Patron: Bryant Durrell
Special Thanks To ...
The following people have volunteered their ideas, time, services, goods, and other resources to make the 2012 Rose and Bay Award successful. Please give them a round of applause.
jenny_evergreen for managing the Art and Fiction categories.
lilyayl for managing the Other Project and Patron categories.
Continued thanks forhaikujaguarfor the original logo art andkaren_wehrsteinfor the general icon, button, and banner art. karen_wehrstein has updated the promo art and nominee badges for 2012.
How You Can Help
As a relatively new award, Rose and Bay depends on everyone's participation and enthusiasm to make it a success. Here are some ways you can help that happen:
Volunteer to manage a category. Handlers are needed for the Art, Fiction, Other Project, and Patron categories. Additional volunteers for networking and promotions would be welcome. Last year we also toyed with the idea of fundraising for prize money, but nothing came together; if someone has experience with this and wishes to help, please speak up.
Mark the nomination period on your calendar. Make sure you come back tocrowdfunding n January to make your nominations.
Promote the Rose and Bay Award by blogging about it, emailing your friends, posting it on social networks, or any other method you can imagine. Everyone is encouraged to spread the word as far as possible whether you are a creator of crowdfunded projects, a patron of the arts, or a curious onlooker. You may link to this landing page, and/or the "nomination open" posts for individual categories when those appear in January.

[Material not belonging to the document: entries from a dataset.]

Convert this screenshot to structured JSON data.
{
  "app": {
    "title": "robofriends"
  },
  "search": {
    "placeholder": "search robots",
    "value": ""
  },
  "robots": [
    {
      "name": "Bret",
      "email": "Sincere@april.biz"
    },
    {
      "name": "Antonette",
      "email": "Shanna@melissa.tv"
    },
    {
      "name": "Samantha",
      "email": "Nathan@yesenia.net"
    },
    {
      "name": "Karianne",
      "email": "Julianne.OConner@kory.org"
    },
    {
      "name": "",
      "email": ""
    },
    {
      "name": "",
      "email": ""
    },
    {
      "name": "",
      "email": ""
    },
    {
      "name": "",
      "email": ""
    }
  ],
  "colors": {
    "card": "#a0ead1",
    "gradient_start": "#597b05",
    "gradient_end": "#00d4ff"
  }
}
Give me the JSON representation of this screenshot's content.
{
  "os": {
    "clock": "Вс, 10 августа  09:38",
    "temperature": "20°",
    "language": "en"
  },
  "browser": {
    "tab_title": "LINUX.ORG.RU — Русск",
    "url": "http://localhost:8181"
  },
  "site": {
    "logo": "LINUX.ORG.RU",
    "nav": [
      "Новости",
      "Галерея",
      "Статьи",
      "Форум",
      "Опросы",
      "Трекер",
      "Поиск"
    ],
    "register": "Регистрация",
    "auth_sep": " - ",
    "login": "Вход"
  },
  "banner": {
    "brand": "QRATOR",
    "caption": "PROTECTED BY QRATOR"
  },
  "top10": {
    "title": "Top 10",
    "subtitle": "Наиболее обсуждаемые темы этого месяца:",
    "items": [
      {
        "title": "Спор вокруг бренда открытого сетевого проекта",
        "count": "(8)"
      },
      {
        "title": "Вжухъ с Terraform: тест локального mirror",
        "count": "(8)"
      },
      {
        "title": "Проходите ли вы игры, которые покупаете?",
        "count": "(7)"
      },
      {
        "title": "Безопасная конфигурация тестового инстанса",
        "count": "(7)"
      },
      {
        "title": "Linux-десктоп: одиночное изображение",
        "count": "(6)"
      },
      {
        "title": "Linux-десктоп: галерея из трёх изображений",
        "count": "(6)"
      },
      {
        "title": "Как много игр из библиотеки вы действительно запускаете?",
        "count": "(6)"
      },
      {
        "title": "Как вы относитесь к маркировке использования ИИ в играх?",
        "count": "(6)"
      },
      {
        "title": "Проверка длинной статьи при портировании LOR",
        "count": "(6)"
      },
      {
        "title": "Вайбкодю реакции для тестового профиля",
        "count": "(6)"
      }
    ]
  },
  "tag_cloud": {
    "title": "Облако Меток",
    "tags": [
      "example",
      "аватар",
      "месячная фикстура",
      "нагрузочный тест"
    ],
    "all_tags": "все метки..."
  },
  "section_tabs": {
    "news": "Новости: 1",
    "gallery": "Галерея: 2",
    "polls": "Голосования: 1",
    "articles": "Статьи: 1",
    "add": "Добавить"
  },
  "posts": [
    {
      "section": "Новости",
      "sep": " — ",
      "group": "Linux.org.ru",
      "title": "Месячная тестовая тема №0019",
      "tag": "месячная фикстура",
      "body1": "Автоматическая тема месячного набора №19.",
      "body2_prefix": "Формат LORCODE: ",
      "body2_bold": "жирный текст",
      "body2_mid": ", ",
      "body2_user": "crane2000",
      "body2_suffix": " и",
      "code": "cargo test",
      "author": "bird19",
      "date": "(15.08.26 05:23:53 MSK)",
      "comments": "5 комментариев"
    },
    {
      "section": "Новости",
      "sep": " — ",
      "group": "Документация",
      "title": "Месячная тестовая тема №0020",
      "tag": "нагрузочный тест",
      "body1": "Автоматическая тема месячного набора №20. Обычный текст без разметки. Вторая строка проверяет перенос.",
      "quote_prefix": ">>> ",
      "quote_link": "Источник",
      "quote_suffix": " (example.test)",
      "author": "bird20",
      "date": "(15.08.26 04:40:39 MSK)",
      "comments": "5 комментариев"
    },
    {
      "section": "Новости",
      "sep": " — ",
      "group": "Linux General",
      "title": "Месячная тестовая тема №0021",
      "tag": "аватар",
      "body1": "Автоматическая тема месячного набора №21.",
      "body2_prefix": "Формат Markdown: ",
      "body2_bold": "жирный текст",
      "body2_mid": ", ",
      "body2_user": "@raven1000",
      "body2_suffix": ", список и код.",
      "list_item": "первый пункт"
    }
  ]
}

- If you're a patron or audience member, highlight your favorite cyberfunded projects from 2011 and direct people back to the award. You may link to this landing page and/or the "nomination open" posts for individual categories when those appear in January. Are you following other patrons whose tastes match your own to see what they sponsor or recommend? Mention them too! This makes it easier for people to find eligible nominees.
- If you're a creative person, let your audience and patrons know which of your projects are eligible for the Rose and Bay Award, including a link to the relevant nomination page(s). You may link to this landing page and/or the "nomination open" posts for individual categories when those appear in January. Do you have an "honor wall" or other place acknowledging your patrons? Mention that too! Let your fans know there is a way for them to honor your project and the patrons who make it possible. Finally, make sure that your project is readily identifiable as cyberfunded creativity; see the article "5 Steps to Crowdfunding Success" for suggestions.
- If you're not a member of the LiveJournal communitycrowdfunding et, consider joining. We welcome new members who are patrons of the arts, producers of crowdfunded projects, or curious onlookers. This is a good place to network and find out what's happening in the wonderful world of cyberfunded creativity.
- Another helpful community isfreestuffday. Many projects which are funded by tips -- including Free Icon Days, One Card Draws, Fishbowls, and so forth -- are announced there. Look there for both projects and patrons.
- Are you on Dreamwidth? Check out theCrowdfunding communitythere too. Some of the posts are the same, while others are different. Award news will also be posted on the DW community.
- Add "crowdfunding," "cyberfunded creativity," and/or "weblit" to your Interests. This makes it easier for creative people and potential fans to find each other.
- Place an ppropriate imageon your website; there are general ones for promoting the Rose and Bay Awards.